Today Google has a cute Google doodle of a Ferris wheel; I figured it was because Ferris wheels are romantic, but it's also the birthday of George Ferris, born in Galesburg in 1859 (and namesake of Galesburg founder George Washington Gale), though he grew up in Nevada.
Ferris's wheel, dreamed up during an engineer's lunch at a Chicago steakhouse and featuring the then-largest single piece of steel in the world (45 feet long, 70 tons, and costing $35,000, or $880,000 today), was one of the hits of the Columbian Exposition. The whole thing cost $380,000, or about $9.5 million in 2012 dollars, but 1.5 million people rode it over the course of the exposition (it could carry 1,400 people at a time), bringing in $750,000 at fifty cents a ride.
It was not, however, the most profitable attraction at the World's Fair. Of the "Amusements and Midway Shows," it brought in $128k for the fair (at 25-33 percent of gross receipts); the "Streets in Cairo" ("donkeys, dancing-girls, temples, and trinkets) brought in $159k. (The top earner was a caterer, which brought in twice what Streets in Cairo did; the smallest was a fish-line salesman, whose share to the Expo was 94 cents.)
Like so much of the Columbian Exposition, the Ferris wheel was meant not only to be a ride, but to demonstrate the technological mastery of American industry—not just the steel axle (forged at the Bethlehem Iron Company in Pennsylvania), or the engines (two 110-ton, 2,000 horsepower machines built in Youngstown, Ohio), or the ironwork (made in Detroit) but the electricity used to light it: 2,500 Edison incandescent lamps.
But if I had my way, the Expo legacy on Navy Pier would not be Ferris's wheel.

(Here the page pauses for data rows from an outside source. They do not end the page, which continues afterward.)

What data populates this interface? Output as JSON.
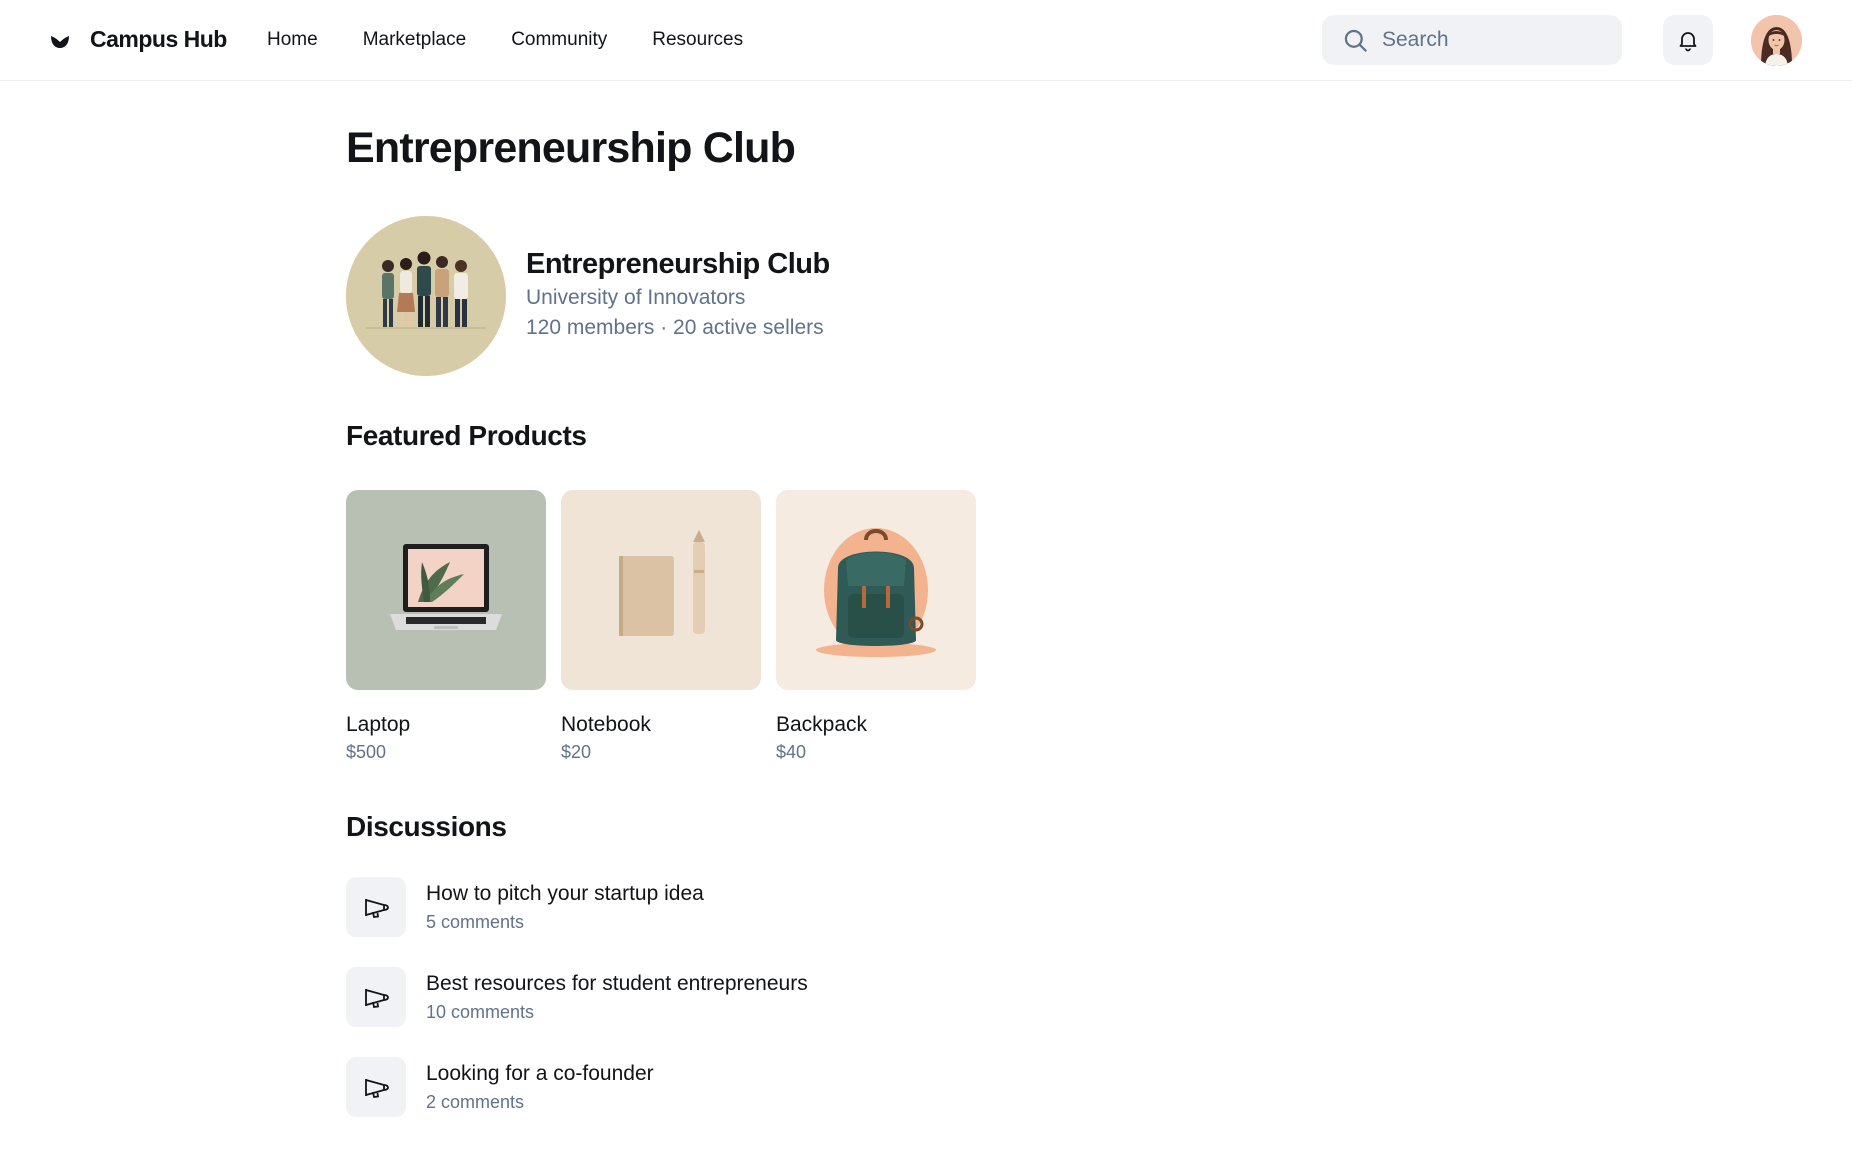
{
  "header": {
    "brand": "Campus Hub",
    "nav": [
      "Home",
      "Marketplace",
      "Community",
      "Resources"
    ],
    "search_placeholder": "Search",
    "icons": {
      "logo": "leaf-logo-icon",
      "search": "search-icon",
      "notifications": "bell-icon",
      "avatar": "user-avatar"
    }
  },
  "page": {
    "title": "Entrepreneurship Club"
  },
  "club": {
    "name": "Entrepreneurship Club",
    "university": "University of Innovators",
    "stats": "120 members · 20 active sellers",
    "image": "group-of-students-illustration"
  },
  "featured": {
    "title": "Featured Products",
    "products": [
      {
        "name": "Laptop",
        "price": "$500",
        "image": "laptop-illustration"
      },
      {
        "name": "Notebook",
        "price": "$20",
        "image": "notebook-illustration"
      },
      {
        "name": "Backpack",
        "price": "$40",
        "image": "backpack-illustration"
      }
    ]
  },
  "discussions": {
    "title": "Discussions",
    "items": [
      {
        "title": "How to pitch your startup idea",
        "comments": "5 comments",
        "icon": "megaphone-icon"
      },
      {
        "title": "Best resources for student entrepreneurs",
        "comments": "10 comments",
        "icon": "megaphone-icon"
      },
      {
        "title": "Looking for a co-founder",
        "comments": "2 comments",
        "icon": "megaphone-icon"
      }
    ]
  },
  "colors": {
    "text": "#121417",
    "muted": "#61728a",
    "chip_bg": "#f0f2f5",
    "laptop_bg": "#b8c0b4",
    "notebook_bg": "#f0e4d6",
    "backpack_bg": "#f6ebe0"
  }
}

It would be the De La Vergne Ice Railway.
"It consists of a long elliptical plane like a toboggan slide," the Chicago Inter Ocean reported, "which, in fact, it is, on which a heavy coating of snow, is made and kept by two De La Vergne Ice Refrigerating Machines, one of 65 tons, the other 50 tons. It is wonderful to see pure snow crystals glistening in the hot summer sun and torrid temperature of June, and shows as nothing else could do the vast advance in ice refrigeration…."
It was basically an 850-foot bobsled run—frozen by ammonia-filled pipes running the length of the railway—the bobsleds, "containing four leather-cushioned seats and accomodating eight persons, glide with the velocity of a toboggan and the ease of a coaster to the merry jingle of silver bells," according to the Chicago Times. Despite the fact that it killed one rider and injured five others on a test run, it went on to be a success, earning the fair $25,000 at a mere ten cents a ride.